Known more formally as The Revelation of John, this is the last book in the Great Story. Both tradition and the text state that the visions described in the book were seen and experienced by John on the Isle of Patmos while he was exiled there (90-95 A.D). Revelation is well-known for its description of the end times, the climactic final battle between God and Satan, and its description of the eternal city of God.
To be honest, I have a love-hate relationship with Revelation. I love the mystery and the metaphor. It’s fascinating and I find important spiritual truths within. My hate is rooted in the rabbit hole that it becomes for people who fall in and become endlessly obsessed. Along my spiritual journey, my approach to Revelation eventually paralleled C.S. Lewis’ famous caution regarding the demonic. It’s a mistake to avoid or ignore it, but it’s also a mistake to take it too seriously. So, here we go.
In the opening chapter, John writes that he was worshiping on a Sunday and saw the glorified Christ. Jesus tells John to write “what you’ve seen, what is now, and what will take place later.” It’s Jesus’ riff on the three questions I always ask myself.
There are numerous schools of thought when it comes to interpreting Revelation. Some believe that Revelation points to historic events that have already taken place. Others believe that it’s primarily about what will take place in the future end times. A more modern movement of thought interprets the whole thing as political satire.
“Where have I been?”
Looking back at the life of Jesus and the ancient prophecies about Him, one thing becomes clear to me: Very smart people over a long period of time were completely wrong about how they interpreted the prophecies. So, from where I’m at, I tend to approach the prophetic with a huge dose of humility regarding what it might mean for “Where are we going?” in the future, and a heart that’s simply open to what in means for me “Where am I at?‘ in the context of today.
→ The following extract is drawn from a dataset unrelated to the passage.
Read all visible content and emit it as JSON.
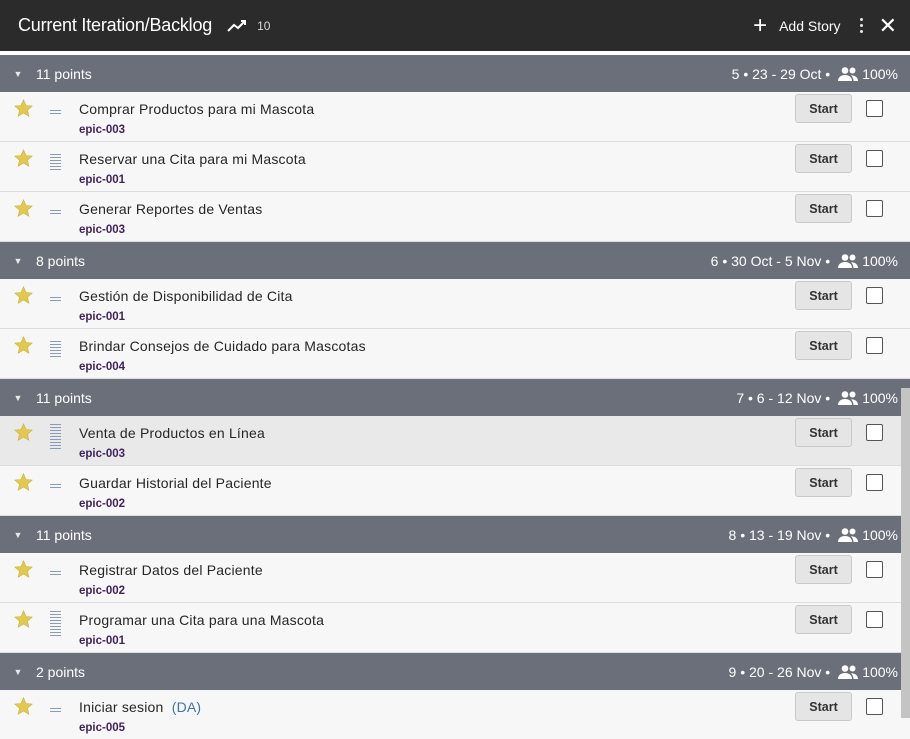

So, in the quiet this morning, I embark on this chapter-a-day trek through Revelation with humility and an open heart. I think I’ll take Jesus up on reading and meditating on John’s visions with the three questions in mind. I’m also determined not to fall down the rabbit hole.
Here we go!
If you know anyone who might be encouraged by today’s post, please share.